The role of genetics in mental illness is a complex subject. On the one hand, evidence of genetic and biological causes of mental illness can help combat the stigma often associated with it. On the other hand, certain researchers have suggested that a focus on genetics rather than traumatic life events may risk ignoring or amplifying the social ills that underlie many mental illnesses.
Despite some ambiguous feelings, the work has continued. A genetic study recently published in Natural genetics describes the results of the work of as many as 190 scientists around the world. It describes an in-depth exploration of three separate traits: depression, neuroticism (the tendency to easily experience anxiety and fear), and subjective well-being (an experience of satisfaction and/or happiness in life). They found evidence to suggest that these three traits are influenced by some of the same genes and are related to the pancreas, adrenal gland and central nervous system.
Small cumulative effects
Psychology researcher Richard Bentall argues that genetic studies are fruitless; so many genes have been identified as playing a role in mental illness that their medical utility is diluted. And even if the genetics are simple, it’s not always helpful. “Think of Huntington’s disease, a devastating degenerative neurological disorder caused by a single dominant gene with a known biological function,” he writes. “Many years after this gene was discovered, there is still no sign of a medical therapy for this simplest of all genetic disorders.”
But the medical benefit of genetic studies does not begin and end with gene therapy. Understanding genetic factors that contribute to mental illness can help us better understand the disorders themselves, and shed light on the factors that influence them.
In a genome-wide association study (GWAS) like this one, the researchers look at differences across people’s genomes, trying to find the differences that might be of significance. We already know locations in the human genome where there is variation between people; by examining all of these locations in enough people, it is possible to identify the variants that are more common in people who have a disease.
It is important to realize that this does not mean that this variant is “the gene for depression” or something as simple as that; it could just be in a stretch of DNA near a relevant gene. And the gene itself may be less of a cause than an influence; multiple genetic influences often interact with each other and with the environment, creating a complex causal picture.
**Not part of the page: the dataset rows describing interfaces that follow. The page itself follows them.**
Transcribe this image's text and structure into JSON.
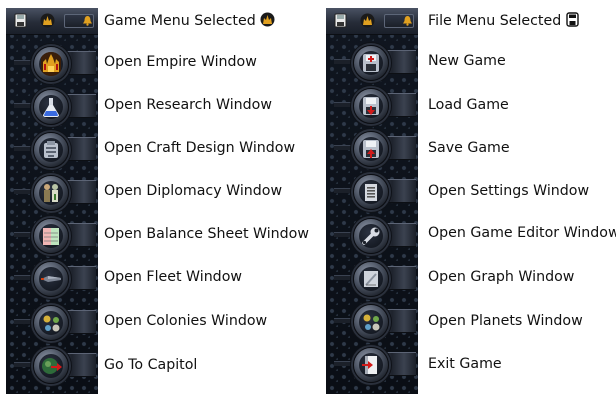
{
  "game_panel": {
    "title": "Game Menu Selected",
    "title_icon": "game-menu-icon",
    "items": [
      {
        "label": "Open Empire Window",
        "icon": "empire-palace-icon"
      },
      {
        "label": "Open Research Window",
        "icon": "flask-icon"
      },
      {
        "label": "Open Craft Design Window",
        "icon": "craft-design-icon"
      },
      {
        "label": "Open Diplomacy Window",
        "icon": "diplomats-icon"
      },
      {
        "label": "Open Balance Sheet Window",
        "icon": "balance-sheet-icon"
      },
      {
        "label": "Open Fleet Window",
        "icon": "fleet-ship-icon"
      },
      {
        "label": "Open Colonies Window",
        "icon": "colonies-icon"
      },
      {
        "label": "Go To Capitol",
        "icon": "capitol-arrow-icon"
      }
    ]
  },
  "file_panel": {
    "title": "File Menu Selected",
    "title_icon": "file-menu-icon",
    "items": [
      {
        "label": "New Game",
        "icon": "new-game-icon"
      },
      {
        "label": "Load Game",
        "icon": "load-game-icon"
      },
      {
        "label": "Save Game",
        "icon": "save-game-icon"
      },
      {
        "label": "Open Settings Window",
        "icon": "settings-icon"
      },
      {
        "label": "Open Game Editor Window",
        "icon": "wrench-icon"
      },
      {
        "label": "Open Graph Window",
        "icon": "graph-icon"
      },
      {
        "label": "Open Planets Window",
        "icon": "planets-icon"
      },
      {
        "label": "Exit Game",
        "icon": "exit-door-icon"
      }
    ]
  },
  "colors": {
    "panel_background": "#0a0e15",
    "button_metal": "#4b5362",
    "label_text": "#111111",
    "accent_red": "#d11a1a",
    "accent_gold": "#e0a020"
  }
}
Nevertheless, the results of GWAS are a huge step towards unraveling this complex causal chain. As it becomes possible to study more and more people, it also becomes possible for each GWAS to detect weaker and weaker influences. Each genetic variant can be associated with only a small change in the overall risk level, but with large groups of people it is possible to detect more variants, creating a more comprehensive picture.
Relationships between properties
Until this study, very few genetic variants had been found associated with depression and neuroticism. The authors suggest that this could be due to small sample sizes lacking the power to detect very small, subtle effects. While previous research has linked subjective well-being with depression, it itself has not received much GWAS attention.
The researchers began by analyzing the subjective well-being of nearly 300,000 people, finding three genetic variants common to people with similar levels of satisfaction. After analyzing neuroticism in more than 170,000 people and depression in more than 180,000 people, they came up with similar results: two genetic variants associated with depression and 11 associated with neuroticism. They replicated the test for depression in nearly 370,000 23andMe customers and found the same thing.
The surprise came when the analyzes revealed strong genetic correlations within the three traits, suggesting they are all influenced by an overlapping set of genes. When they looked at what the genes involved do, they found that subjective well-being and depression were both linked to genes needed in pancreatic and adrenal tissue.
A comparison with several other conditions (including schizophrenia and coronary heart disease) consistently revealed the same patterns. For example, all three original disorders were strongly genetically linked to anxiety disorders.
While the variety of conditions associated with these genes is significant, each of the variants found in this study has a vanishingly small effect on its own. “These effect sizes imply that explaining even a modest fraction of heritability will require hundreds or (more likely) thousands of variants,” the authors write. It is likely that many variants in this study have escaped detection, but they may emerge in future studies as the sample size gets bigger and bigger.
Taken together, however, the results point to a picture in which a handful of genes contribute to a number of different mental illnesses and psychological traits. It’s possible that these genes don’t influence the traits themselves, but rather influence things like overall mood, which could underlie anything, the authors suggest. It’s far from a simple picture, but a study like this can give us a better idea of where to look to fill in the blanks.
Natural genetics2016. DOI: 10.1038/ng.3552 (About DOIs).
Disclosure: Six of the researchers on this article are from the University of Edinburgh, where the author is currently studying. None of them work with her or have any idea who she is.